Early water-cooled Volkswagens are really beginning to stretch their legs in value. That’s especially true for survivor cars; those untouched by the hand of times and hands of the traditional Volkswagen crew. It’s unusual to see a Scirocco at all these days, but one in pristine condition? Yeah, play the lottery when that comes across your field of view. And because of rising values, you’ll have to play the lotto. Case in point? How does $37,000 after fees sound for an ’87 16V? So let’s take a look at this ultra-clean ’85 to see where the value lies.
I have a romantic vision that there will be some day that I’m able to go for a cruise on the weekend with my family in the fast GT car. Part of that stems from a childhood dream; my grandfather was lucky enough to own a Ferrari 250GT/L Lusso back in the 1960s and 1970s; it was long gone before I was any age to appreciate it, but I’ve always had a thought that I could buy one some day. Well, recent market changes have moved the Lusso from a $100,000 Ferrari to a $1,000,000 plus Ferrari – the chances of me ever buying one have gone from slim to none. Even the replacement models like the 365GTC/4 are also firmly out of reach too. So my dream of the classic Ferrari has moved on to more recent, affordable models. The 456GT is a great example – classic looks, perfect layout, and most reasonable examples can be had between $50,000 and $60,000. Great! The problem? Well, it’s still a Ferrari; frequent belt services seem to run between $6,000 and $10,000, the windows apparently fall out of place and are $1,000 to fix (if you can find and independent who can be trusted), even the brakes are multi-thousand dollars. What’s a reasonable option then? Well, I think the 850CSi is probably one of the best reasonable Ferrari replacements. But is it less money?
As I mentioned in the M635CSi post in August, there is some of the confusion about these “M” branded models came from the nomenclature between the E24 and E28. While the M6 and M5 co-existed in the United States market, they did not in Europe. This left the M635CSi to be the equivalent of the M6. But the same was not true of the M535i. This model was sold as a more affordable alternative to the M5; most of the look of the Motorsports model but without the bigger bills associated with the more exotic double overhead cam 24 valve M88/3. Instead, you got a 3.4 liter M30 under the hood just like the rest of the .35 models.

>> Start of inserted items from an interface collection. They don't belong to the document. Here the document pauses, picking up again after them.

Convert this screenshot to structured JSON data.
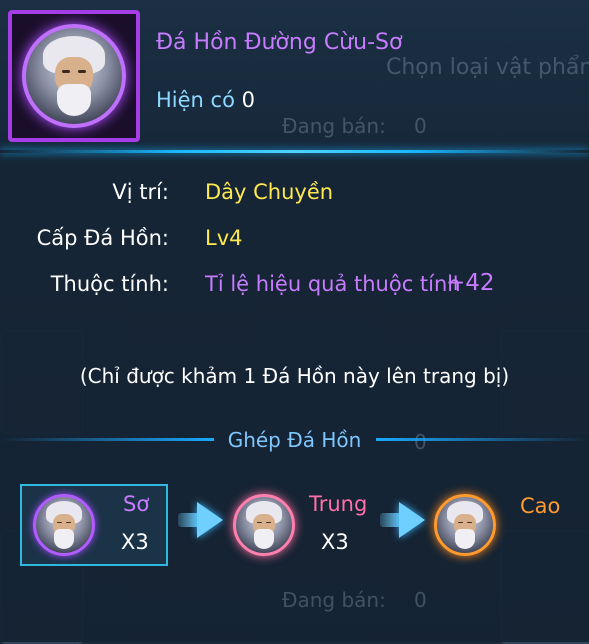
{
  "background": {
    "choose_item": "Chọn loại vật phẩm",
    "selling_label_1": "Đang bán:",
    "selling_count_1": "0",
    "selling_label_2": "Đang bán:",
    "selling_count_2": "0",
    "count_mid": "0"
  },
  "item": {
    "name": "Đá Hồn Đường Cừu-Sơ",
    "owned_label": "Hiện có",
    "owned_count": "0",
    "icon": "old-sage-portrait-icon",
    "frame_color": "#a53ee6"
  },
  "stats": {
    "position_label": "Vị trí:",
    "position_value": "Dây Chuyền",
    "level_label": "Cấp Đá Hồn:",
    "level_value": "Lv4",
    "attribute_label": "Thuộc tính:",
    "attribute_value": "Tỉ lệ hiệu quả thuộc tính",
    "attribute_bonus": "+42"
  },
  "note": "(Chỉ được khảm 1 Đá Hồn này lên trang bị)",
  "merge": {
    "title": "Ghép Đá Hồn",
    "stages": [
      {
        "grade": "Sơ",
        "count": "X3",
        "color": "#c77bff"
      },
      {
        "grade": "Trung",
        "count": "X3",
        "color": "#ff6fa8"
      },
      {
        "grade": "Cao",
        "color": "#ff9a2e"
      }
    ]
  },
  "colors": {
    "accent_blue": "#19b7ff",
    "name_purple": "#c77bff",
    "value_yellow": "#ffe94d"
  }
}
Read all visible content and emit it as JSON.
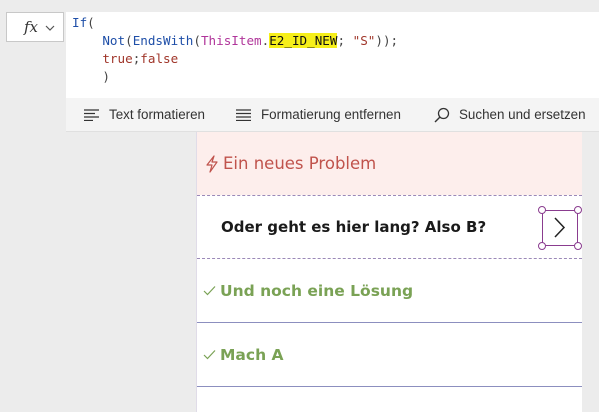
{
  "formula_bar": {
    "fx_label": "fx",
    "lines": [
      "If(",
      "    Not(EndsWith(ThisItem.E2_ID_NEW; \"S\"));",
      "    true;false",
      "    )"
    ],
    "highlighted_token": "E2_ID_NEW"
  },
  "toolbar": {
    "format_text": "Text formatieren",
    "remove_formatting": "Formatierung entfernen",
    "find_replace": "Suchen und ersetzen"
  },
  "gallery": {
    "rows": [
      {
        "label": "Ein neues Problem",
        "kind": "problem",
        "icon": "lightning-icon"
      },
      {
        "label": "Oder geht es hier lang? Also B?",
        "kind": "selected"
      },
      {
        "label": "Und noch eine Lösung",
        "kind": "solution",
        "icon": "check-icon"
      },
      {
        "label": "Mach A",
        "kind": "solution",
        "icon": "check-icon"
      }
    ]
  },
  "colors": {
    "highlight": "#f6ef1a",
    "problem_text": "#c0534c",
    "solution_text": "#7aa255",
    "selection": "#8a3c8f"
  }
}
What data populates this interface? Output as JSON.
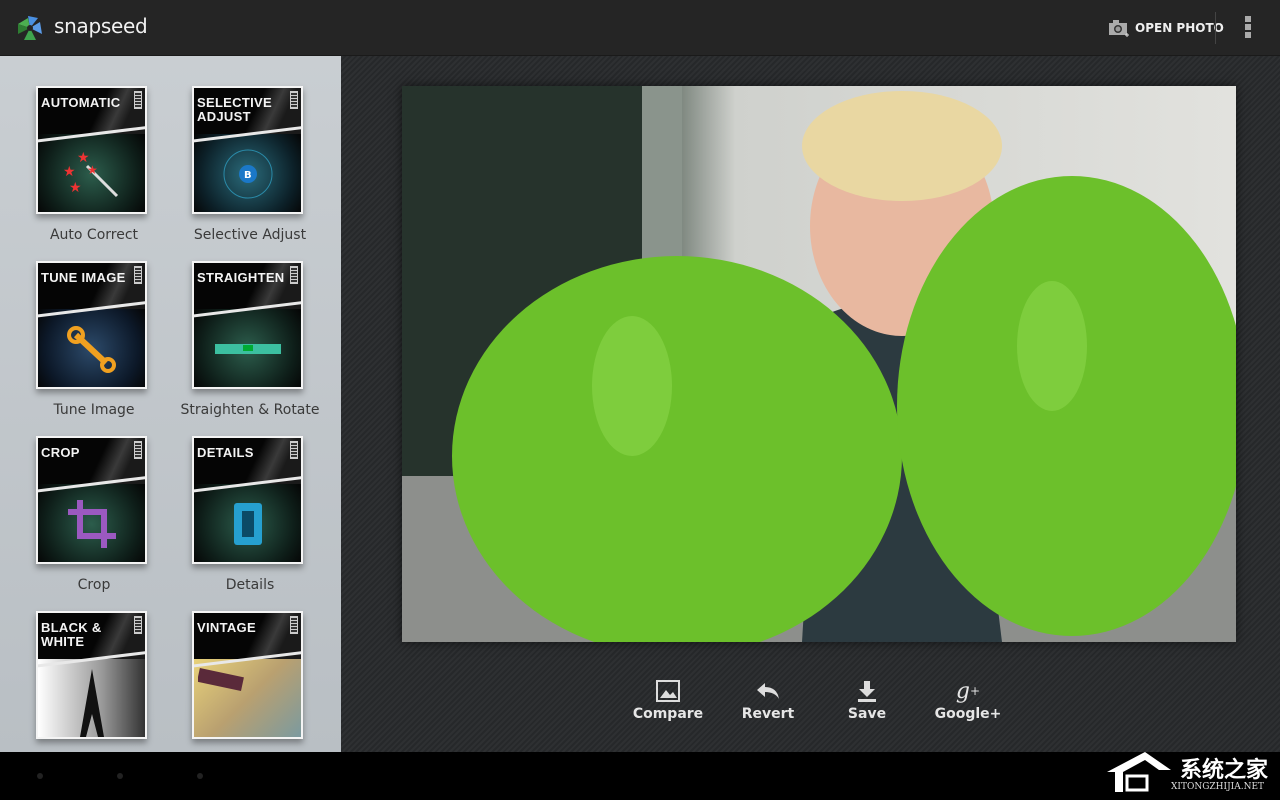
{
  "app": {
    "name": "snapseed"
  },
  "topbar": {
    "open_photo_label": "OPEN PHOTO"
  },
  "filters": [
    {
      "cover_title": "AUTOMATIC",
      "label": "Auto Correct"
    },
    {
      "cover_title": "SELECTIVE ADJUST",
      "label": "Selective Adjust"
    },
    {
      "cover_title": "TUNE IMAGE",
      "label": "Tune Image"
    },
    {
      "cover_title": "STRAIGHTEN",
      "label": "Straighten & Rotate"
    },
    {
      "cover_title": "CROP",
      "label": "Crop"
    },
    {
      "cover_title": "DETAILS",
      "label": "Details"
    },
    {
      "cover_title": "BLACK & WHITE",
      "label": ""
    },
    {
      "cover_title": "VINTAGE",
      "label": ""
    }
  ],
  "actions": {
    "compare": "Compare",
    "revert": "Revert",
    "save": "Save",
    "google_plus": "Google+"
  },
  "watermark": {
    "cn": "系统之家",
    "en": "XITONGZHIJIA.NET"
  },
  "colors": {
    "balloon": "#6fc22a",
    "topbar": "#252525"
  }
}
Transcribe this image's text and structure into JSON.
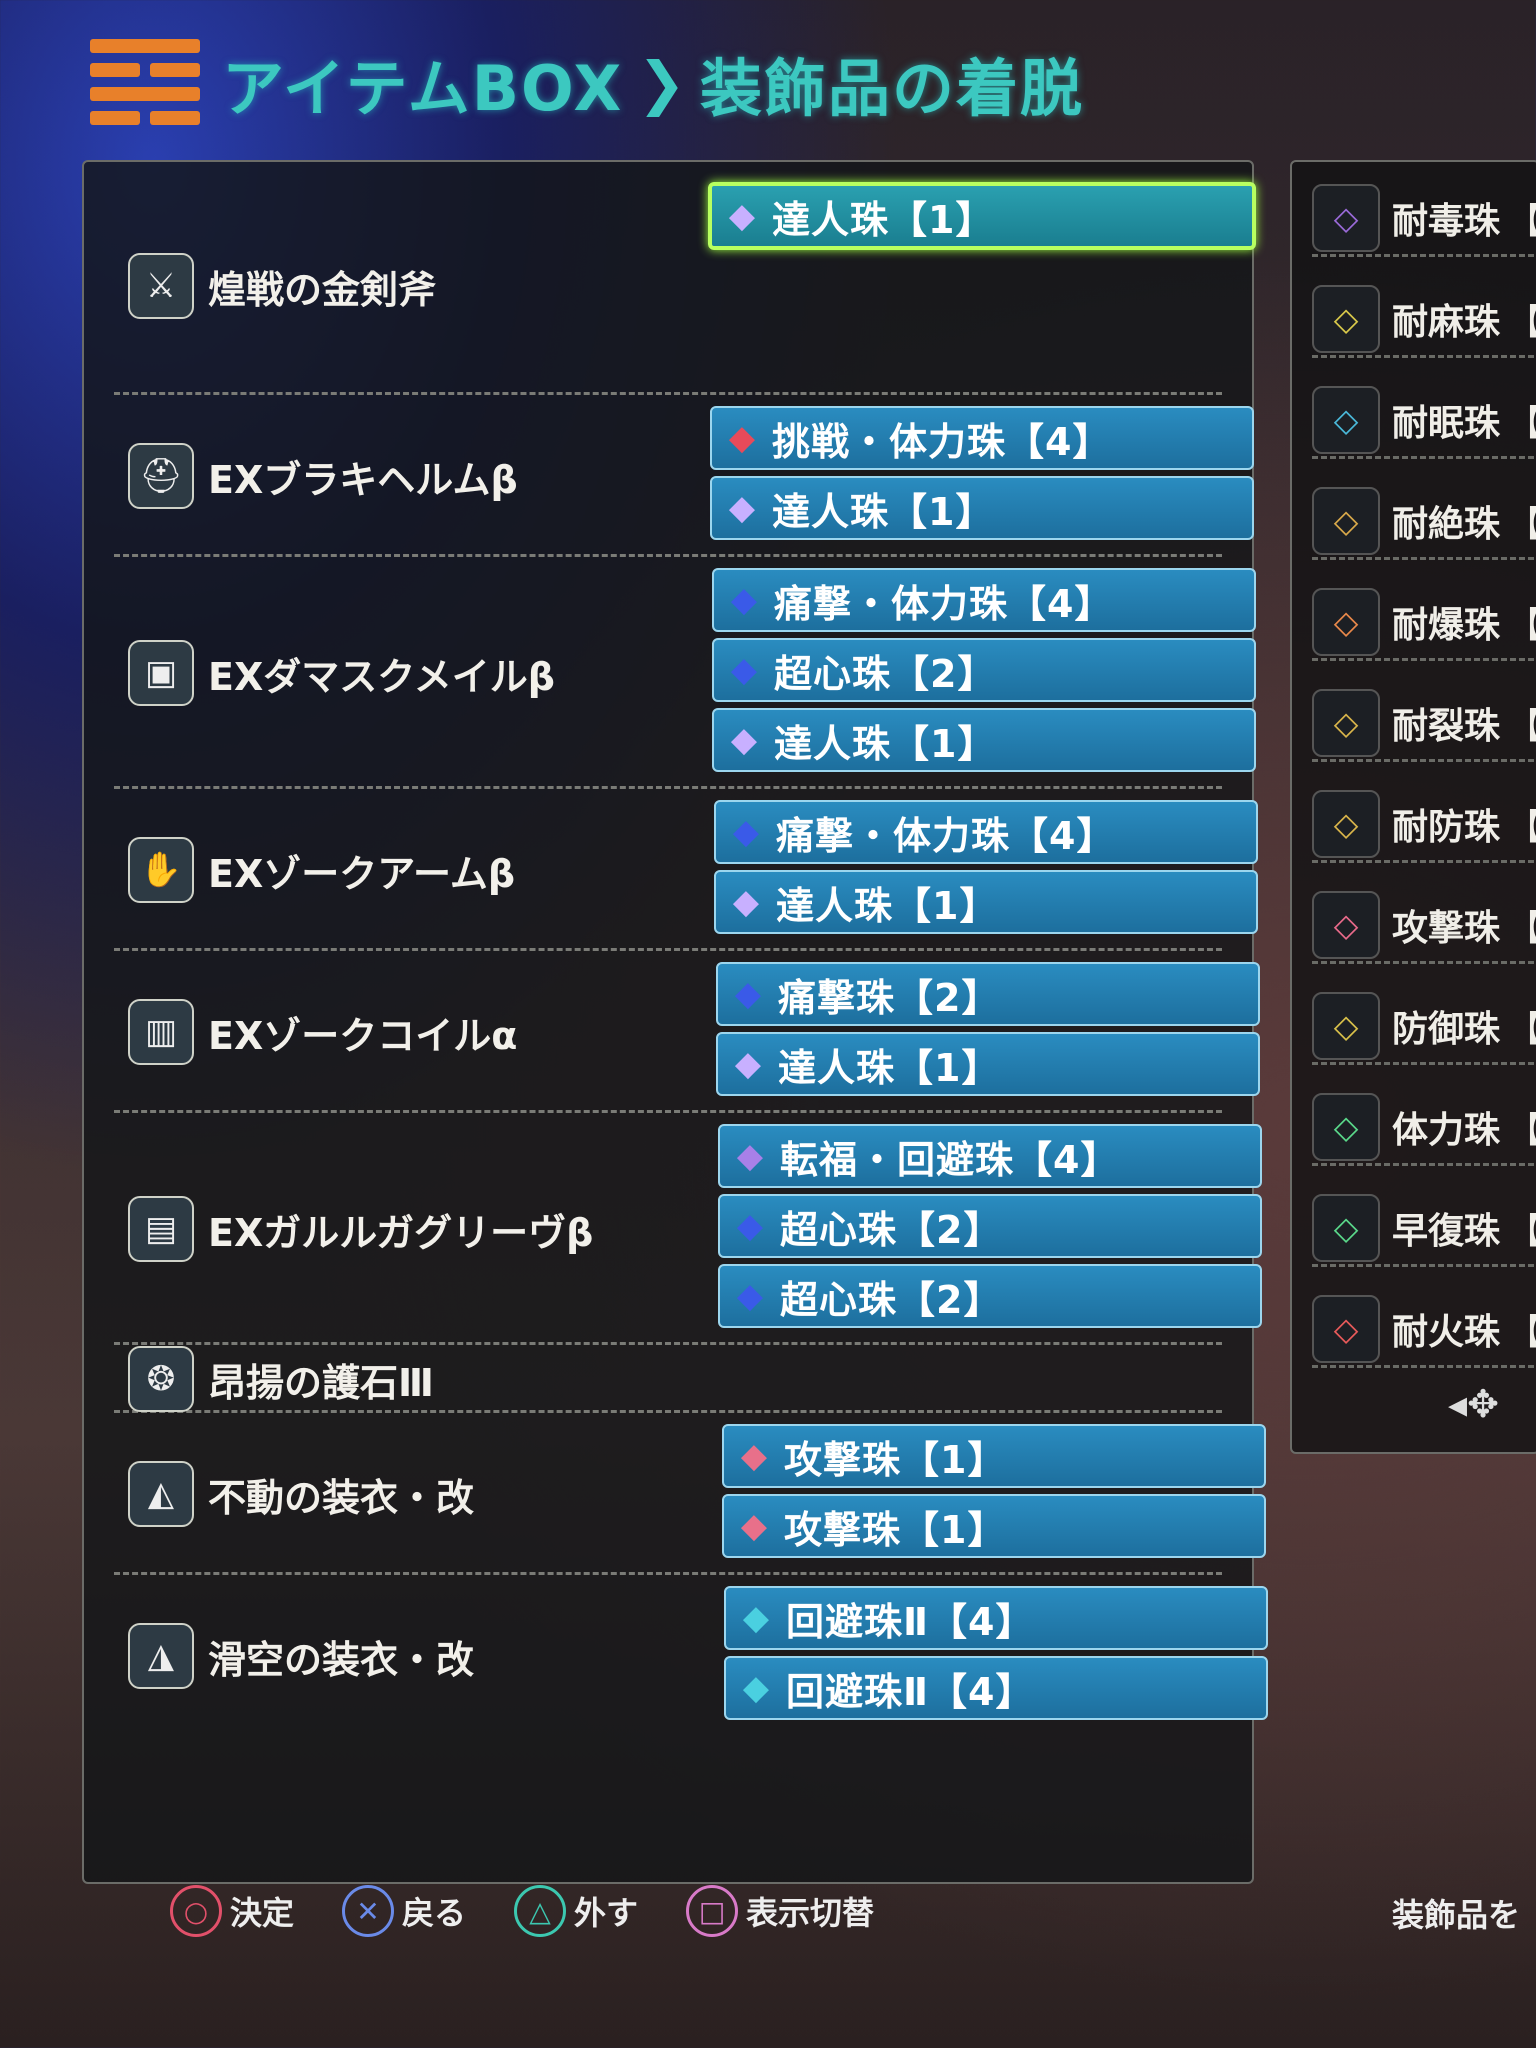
{
  "header": {
    "crumb1": "アイテムBOX",
    "sep": "❯",
    "crumb2": "装飾品の着脱"
  },
  "equipment": [
    {
      "name": "煌戦の金剣斧",
      "icon": "sword-axe-icon",
      "gems": [
        "達人珠【1】"
      ]
    },
    {
      "name": "EXブラキヘルムβ",
      "icon": "helm-icon",
      "gems": [
        "挑戦・体力珠【4】",
        "達人珠【1】"
      ]
    },
    {
      "name": "EXダマスクメイルβ",
      "icon": "chest-icon",
      "gems": [
        "痛撃・体力珠【4】",
        "超心珠【2】",
        "達人珠【1】"
      ]
    },
    {
      "name": "EXゾークアームβ",
      "icon": "arm-icon",
      "gems": [
        "痛撃・体力珠【4】",
        "達人珠【1】"
      ]
    },
    {
      "name": "EXゾークコイルα",
      "icon": "waist-icon",
      "gems": [
        "痛撃珠【2】",
        "達人珠【1】"
      ]
    },
    {
      "name": "EXガルルガグリーヴβ",
      "icon": "legs-icon",
      "gems": [
        "転福・回避珠【4】",
        "超心珠【2】",
        "超心珠【2】"
      ]
    },
    {
      "name": "昂揚の護石Ⅲ",
      "icon": "charm-icon",
      "gems": []
    },
    {
      "name": "不動の装衣・改",
      "icon": "mantle-icon",
      "gems": [
        "攻撃珠【1】",
        "攻撃珠【1】"
      ]
    },
    {
      "name": "滑空の装衣・改",
      "icon": "glider-mantle-icon",
      "gems": [
        "回避珠Ⅱ【4】",
        "回避珠Ⅱ【4】"
      ]
    }
  ],
  "decorations": [
    {
      "name": "耐毒珠",
      "bracket": "【",
      "color": "#9a6ad8"
    },
    {
      "name": "耐麻珠",
      "bracket": "【",
      "color": "#d8c84a"
    },
    {
      "name": "耐眠珠",
      "bracket": "【",
      "color": "#4ab8d8"
    },
    {
      "name": "耐絶珠",
      "bracket": "【",
      "color": "#d8a84a"
    },
    {
      "name": "耐爆珠",
      "bracket": "【",
      "color": "#e8884a"
    },
    {
      "name": "耐裂珠",
      "bracket": "【",
      "color": "#d8b44a"
    },
    {
      "name": "耐防珠",
      "bracket": "【",
      "color": "#d8b44a"
    },
    {
      "name": "攻撃珠",
      "bracket": "【",
      "color": "#e86a8a"
    },
    {
      "name": "防御珠",
      "bracket": "【",
      "color": "#d8c04a"
    },
    {
      "name": "体力珠",
      "bracket": "【",
      "color": "#5ad88a"
    },
    {
      "name": "早復珠",
      "bracket": "【",
      "color": "#5ad88a"
    },
    {
      "name": "耐火珠",
      "bracket": "【",
      "color": "#e85a5a"
    }
  ],
  "footer": {
    "confirm": "決定",
    "back": "戻る",
    "remove": "外す",
    "toggle": "表示切替",
    "right_text": "装飾品を"
  }
}
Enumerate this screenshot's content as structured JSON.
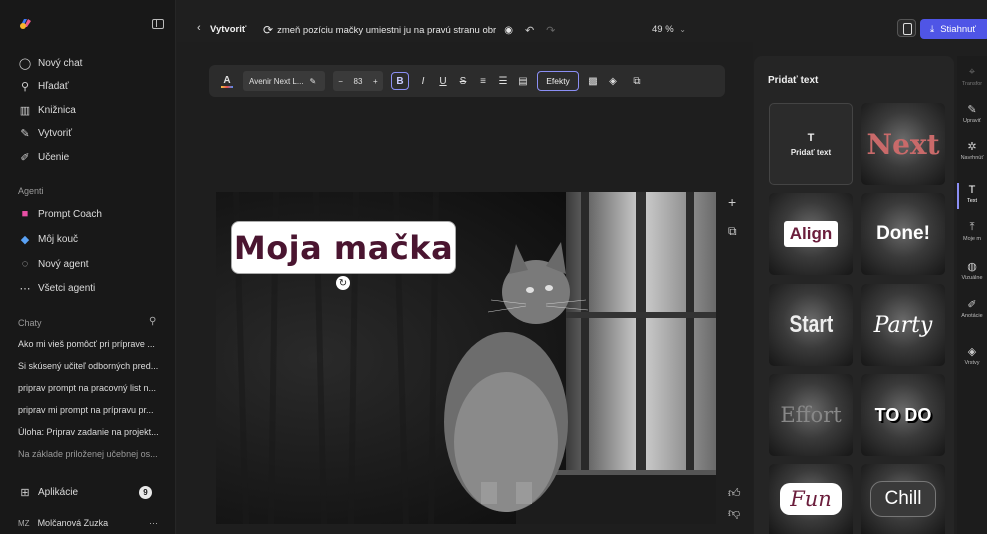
{
  "sidebar": {
    "nav": [
      {
        "label": "Nový chat",
        "icon": "chat-bubble-icon"
      },
      {
        "label": "Hľadať",
        "icon": "search-icon"
      },
      {
        "label": "Knižnica",
        "icon": "library-icon"
      },
      {
        "label": "Vytvoriť",
        "icon": "create-icon"
      },
      {
        "label": "Učenie",
        "icon": "learning-icon"
      }
    ],
    "agents_label": "Agenti",
    "agents": [
      {
        "label": "Prompt Coach",
        "icon": "prompt-coach-icon"
      },
      {
        "label": "Môj kouč",
        "icon": "coach-icon"
      },
      {
        "label": "Nový agent",
        "icon": "new-agent-icon"
      },
      {
        "label": "Všetci agenti",
        "icon": "more-icon"
      }
    ],
    "chats_label": "Chaty",
    "chats": [
      "Ako mi vieš pomôcť pri príprave ...",
      "Si skúsený učiteľ odborných pred...",
      "priprav prompt na pracovný list n...",
      "priprav mi prompt na prípravu pr...",
      "Úloha: Priprav zadanie na projekt...",
      "Na základe priloženej učebnej os..."
    ],
    "apps_label": "Aplikácie",
    "apps_count": "9",
    "user_initials": "MZ",
    "user_name": "Molčanová Zuzka",
    "more": "···"
  },
  "topbar": {
    "back": "‹",
    "title": "Vytvoriť",
    "prompt": "zmeň pozíciu mačky umiestni ju na pravú stranu obr",
    "zoom": "49 %",
    "download_label": "Stiahnuť"
  },
  "toolbar": {
    "font_name": "Avenir Next L...",
    "font_size": "83",
    "minus": "−",
    "plus": "+",
    "bold": "B",
    "italic": "I",
    "underline": "U",
    "strike": "S",
    "effects": "Efekty"
  },
  "canvas": {
    "text": "Moja mačka"
  },
  "panel": {
    "title": "Pridať text",
    "add_tile": "Pridať text",
    "styles": [
      "Next",
      "Align",
      "Done!",
      "Start",
      "Party",
      "Effort",
      "TO DO",
      "Fun",
      "Chill"
    ]
  },
  "rail": [
    {
      "label": "Transfor",
      "icon": "transform-icon"
    },
    {
      "label": "Upraviť",
      "icon": "edit-icon"
    },
    {
      "label": "Navrhnúť",
      "icon": "design-icon"
    },
    {
      "label": "Text",
      "icon": "text-icon"
    },
    {
      "label": "Moje m",
      "icon": "upload-icon"
    },
    {
      "label": "Vizuálne",
      "icon": "visuals-icon"
    },
    {
      "label": "Anotácie",
      "icon": "annotate-icon"
    },
    {
      "label": "Vrstvy",
      "icon": "layers-icon"
    }
  ],
  "colors": {
    "accent": "#4f55e6",
    "text_color": "#4a1530"
  }
}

The recipe was a success, selling around 10,000 examples in several different markets – but never in the U.S..
Instead, the U.S. market received the 535iS model. The iS model was specific to the North American market and gave you the look of the U.S.-bound M5, with deeper front and rear spoilers, M-crafted sport suspension and sport seats. It, too, was quite popular – between 1987 and 1988, just over 6,000 examples sold in the United States alone, and of those, a little more than half were the preferred manual variant. One of the nice aspects of the 535iS was that if you enjoyed colors other than black you were able to order the lesser model in any shade you wanted, unlike the M5. This particular 535iS has some cool mods to give it a bit more style, too:
Stalled projects. If you’re a budget-minded enthusiast, they are both your best friend and your worst enemy. On more than one occasion, I’ve taken over a stalled project. Or, five.
“Can you believe someone would GIVE me an Audi Coupe GT? FOR FREE????”
Of course, nothing is really free. Invariably, the subject is several hundred miles away. It’s not running. It’s missing key parts. It’s probably
a little very dirty. And despite the low entry price, by the time you’re finished you’ll likely be upside down compared to a clean example you could have bought, enjoyed, and…perhaps…driven in that time you were saving dollars to sort your pile of parts.
But then you see the ad and you’re instant thought is “Oh MAN, look at all those good parts and potential!!!”
And the cycle continues…